§ PROVIDED MATERIAL
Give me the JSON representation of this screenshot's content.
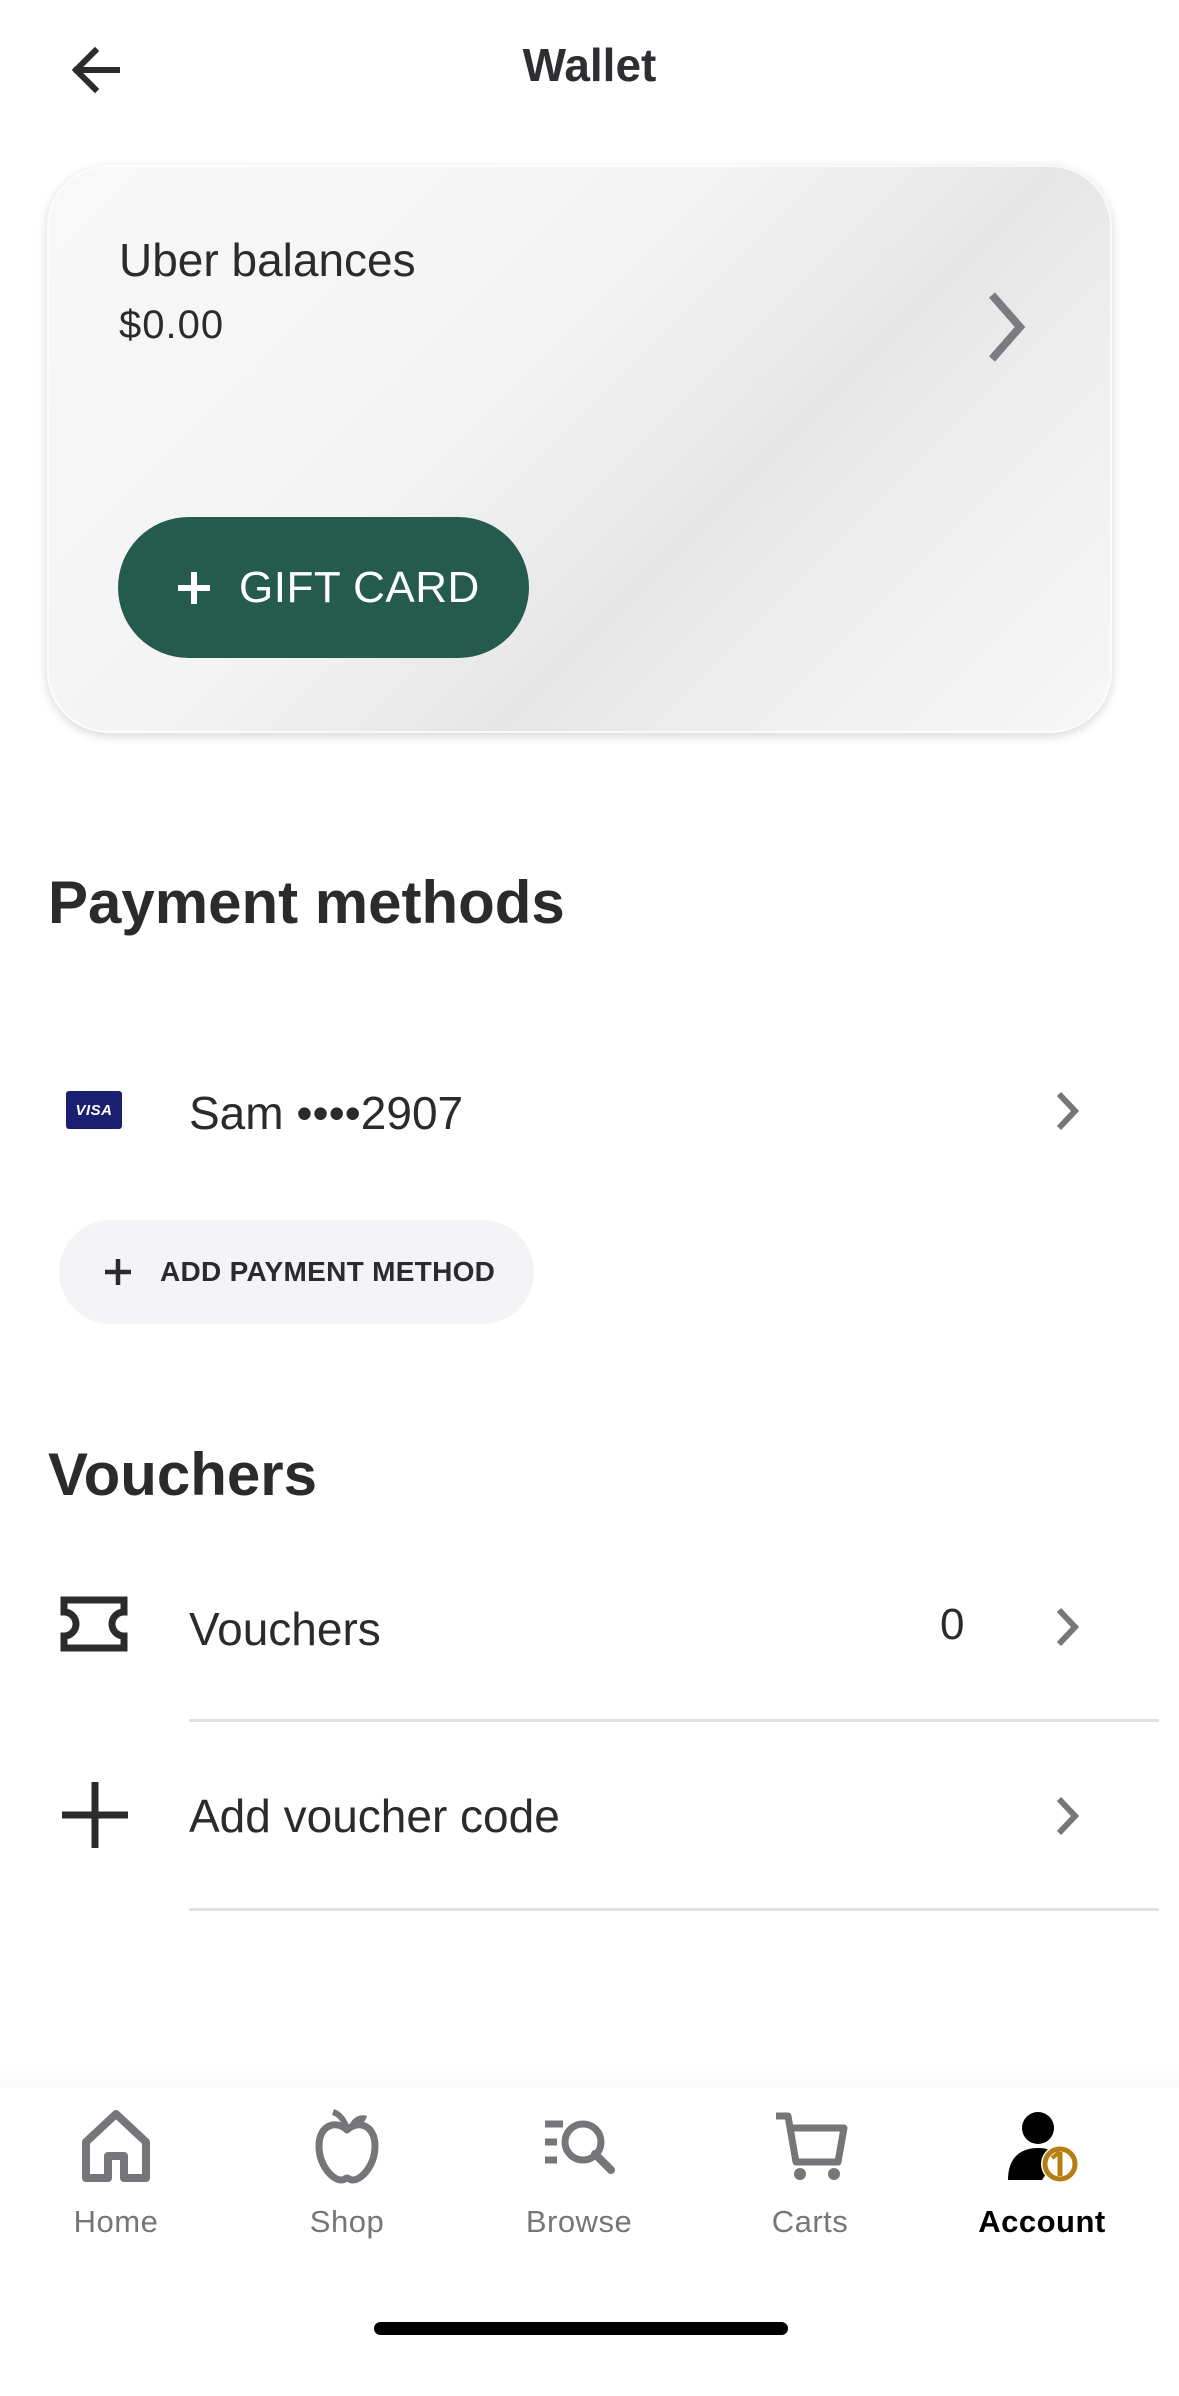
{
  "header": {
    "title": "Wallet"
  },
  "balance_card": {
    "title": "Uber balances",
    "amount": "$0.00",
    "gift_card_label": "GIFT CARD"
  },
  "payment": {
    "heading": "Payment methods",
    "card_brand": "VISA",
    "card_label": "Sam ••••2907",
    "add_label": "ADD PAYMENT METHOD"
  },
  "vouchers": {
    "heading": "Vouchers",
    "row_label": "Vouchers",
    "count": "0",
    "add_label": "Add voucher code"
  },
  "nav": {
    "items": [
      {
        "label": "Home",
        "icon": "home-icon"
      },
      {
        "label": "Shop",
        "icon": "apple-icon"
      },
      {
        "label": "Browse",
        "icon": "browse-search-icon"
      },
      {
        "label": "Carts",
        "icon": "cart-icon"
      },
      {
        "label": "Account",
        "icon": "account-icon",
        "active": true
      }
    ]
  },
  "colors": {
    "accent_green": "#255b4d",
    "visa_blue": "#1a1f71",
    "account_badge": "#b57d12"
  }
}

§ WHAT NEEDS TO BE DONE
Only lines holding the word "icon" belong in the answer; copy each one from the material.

§ RESPONSE TO THIS TASK
        "icon": "home-icon"
        "icon": "apple-icon"
        "icon": "browse-search-icon"
        "icon": "cart-icon"
        "icon": "account-icon",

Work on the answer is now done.